Work is Not a Play Area
Work can be fun. People share jokes and enjoy collaborating on projects. However, horse play is to be avoided at all costs. Not only is this unprofessional, but it can be very dangerous. Always walk. Never run, jump, skip, or engage in boisterous behaviour.
Safe Work Area
Pay attention to the area around your workstation. An open drawer can trip a colleague and result in a workplace injury. Make sure that you do not leave piles of files on the floor that might not be seen and could create a workplace hazard. Make sure that your wastebasket is positioned in a safe spot under your desk.
Using Machinery and Equipment
You should never operate a machine you have not been fully trained to use. Machinery and equipment present the possibility of injury if they are not serviced regularly and when used by untrained personnel. Find out if you need to wear protective clothing such as specially designed gloves. Be aware that jewellery and clothing can get caught in machinery and even pull your arm or leg inside, with devastating results.
Don’t ever replace a ladder with a chair for stacking objects at a height. A chair is not designed for this task, and you can easily overbalance with disastrous consequences. Ladders must have non-slip treads and stable. Work boots can protect your feet from falling objects, such as while packing shelves above eye level.
If you have to lift heavy items, be sure to use your legs for leverage. Back strain and injury are a common outcome of incorrect lifting techniques. For items that are too heavy to lift by yourself, ask your supervisor for a trained helper. While it might be tempting to pit your strength against a heavy object, the chances of hurting yourself are high.
Unless it is your job, you have the training, and you have been issued with protective clothing, do not ever clean up bodily fluids. These include urine, blood, saliva, etc. Leave it to those who are qualified to do the cleaning.
Although it is incumbent on your company to ensure that all staff know the emergency evacuation procedures, exit routes, and gathering place, this doesn’t always transpire. Take it upon yourself to find out this information, including what to do in the event of robbery, bomb threat, or fire. Insist on fire and evacuation drills. If you are not sure who to speak to, ask your manager who the safety officer for your section is.
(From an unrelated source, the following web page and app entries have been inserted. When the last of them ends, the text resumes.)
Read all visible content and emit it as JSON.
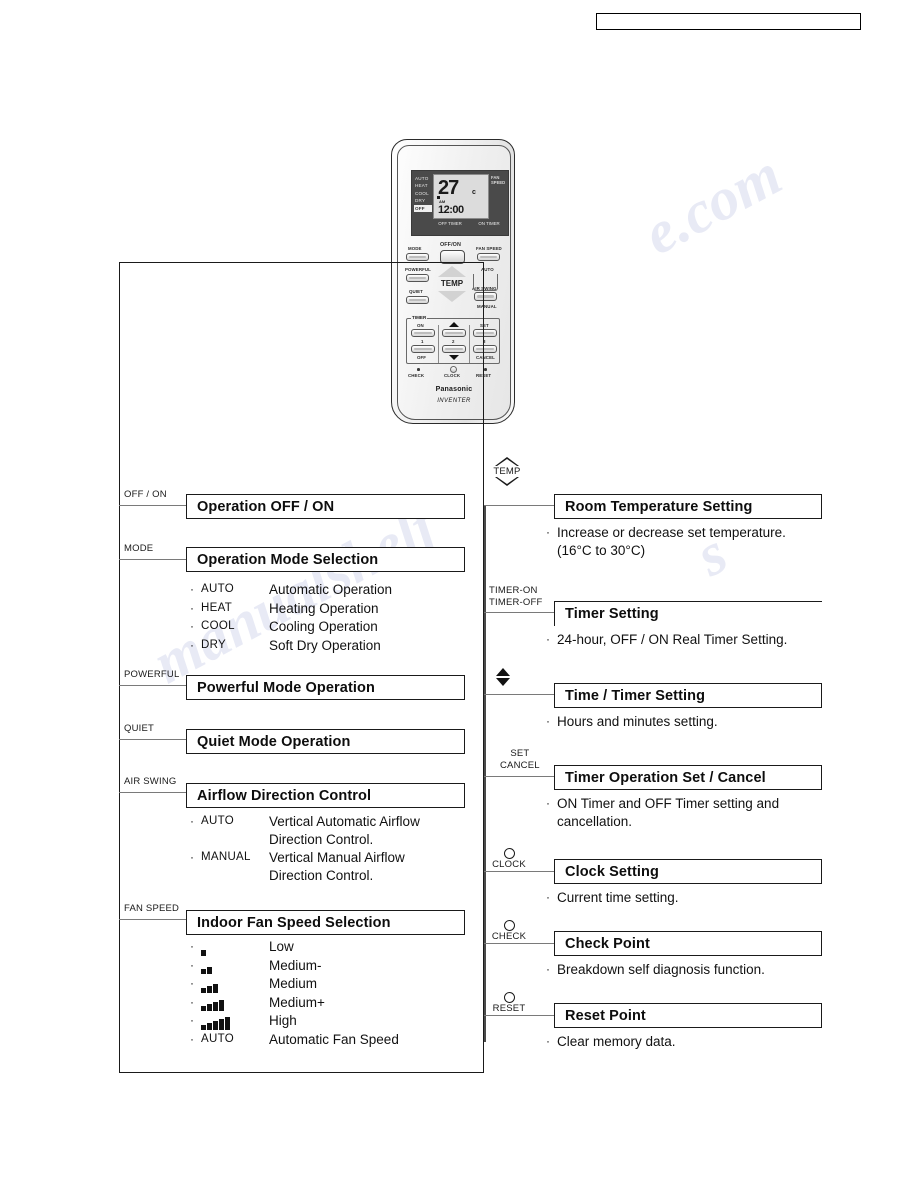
{
  "header": {
    "box_label": ""
  },
  "remote": {
    "lcd": {
      "modes": [
        "AUTO",
        "HEAT",
        "COOL",
        "DRY",
        "OFF"
      ],
      "selected_mode": "OFF",
      "temperature": "27",
      "unit": "c",
      "meridiem": "AM",
      "clock": "12:00",
      "auto_label": "AUTO",
      "fan_speed_label": "FAN SPEED",
      "off_timer": "OFF TIMER",
      "on_timer": "ON TIMER"
    },
    "buttons": {
      "mode": "MODE",
      "off_on": "OFF/ON",
      "fan_speed": "FAN SPEED",
      "powerful": "POWERFUL",
      "quiet": "QUIET",
      "auto": "AUTO",
      "air_swing": "AIR SWING",
      "manual": "MANUAL",
      "temp": "TEMP",
      "timer_legend": "TIMER",
      "timer_on": "ON",
      "timer_off": "OFF",
      "set": "SET",
      "cancel": "CANCEL",
      "num1": "1",
      "num2": "2",
      "num3": "3",
      "check": "CHECK",
      "clock": "CLOCK",
      "reset": "RESET"
    },
    "brand": "Panasonic",
    "brand_sub": "INVENTER"
  },
  "left_column": [
    {
      "side_label": "OFF / ON",
      "title": "Operation OFF / ON",
      "items": []
    },
    {
      "side_label": "MODE",
      "title": "Operation Mode Selection",
      "items": [
        {
          "key": "AUTO",
          "value": "Automatic Operation"
        },
        {
          "key": "HEAT",
          "value": "Heating Operation"
        },
        {
          "key": "COOL",
          "value": "Cooling Operation"
        },
        {
          "key": "DRY",
          "value": "Soft Dry Operation"
        }
      ]
    },
    {
      "side_label": "POWERFUL",
      "title": "Powerful Mode Operation",
      "items": []
    },
    {
      "side_label": "QUIET",
      "title": "Quiet Mode Operation",
      "items": []
    },
    {
      "side_label": "AIR SWING",
      "title": "Airflow Direction Control",
      "items": [
        {
          "key": "AUTO",
          "value": "Vertical Automatic Airflow",
          "value2": "Direction Control."
        },
        {
          "key": "MANUAL",
          "value": "Vertical Manual Airflow",
          "value2": "Direction Control."
        }
      ]
    },
    {
      "side_label": "FAN SPEED",
      "title": "Indoor Fan Speed Selection",
      "items": [
        {
          "bars": 1,
          "value": "Low"
        },
        {
          "bars": 2,
          "value": "Medium-"
        },
        {
          "bars": 3,
          "value": "Medium"
        },
        {
          "bars": 4,
          "value": "Medium+"
        },
        {
          "bars": 5,
          "value": "High"
        },
        {
          "key": "AUTO",
          "value": "Automatic Fan Speed"
        }
      ]
    }
  ],
  "right_column": [
    {
      "icon": "temp-up-down-icon",
      "icon_caption": "TEMP",
      "title": "Room Temperature Setting",
      "lines": [
        "Increase or decrease set temperature.",
        "(16°C to 30°C)"
      ]
    },
    {
      "icon": "timer-on-off-icon",
      "icon_caption": "TIMER-ON\nTIMER-OFF",
      "caption_line1": "TIMER-ON",
      "caption_line2": "TIMER-OFF",
      "title": "Timer Setting",
      "lines": [
        "24-hour, OFF / ON Real Timer Setting."
      ]
    },
    {
      "icon": "up-down-arrows-icon",
      "icon_caption": "",
      "title": "Time / Timer Setting",
      "lines": [
        "Hours and minutes setting."
      ]
    },
    {
      "icon": "set-cancel-icon",
      "caption_line1": "SET",
      "caption_line2": "CANCEL",
      "title": "Timer Operation Set / Cancel",
      "lines": [
        "ON Timer and OFF Timer setting and",
        "cancellation."
      ]
    },
    {
      "icon": "clock-button-icon",
      "icon_caption": "CLOCK",
      "title": "Clock Setting",
      "lines": [
        "Current time setting."
      ]
    },
    {
      "icon": "check-button-icon",
      "icon_caption": "CHECK",
      "title": "Check Point",
      "lines": [
        "Breakdown self diagnosis function."
      ]
    },
    {
      "icon": "reset-button-icon",
      "icon_caption": "RESET",
      "title": "Reset Point",
      "lines": [
        "Clear memory data."
      ]
    }
  ],
  "colors": {
    "ink": "#1a1a1a",
    "connector": "#7a7a7a",
    "shadow": "#c0c0c0"
  }
}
Companies may be proficient at attending to health and safety training. However, many commonsense requirements are never taught in the workplace. However, these tips can help to keep you safe.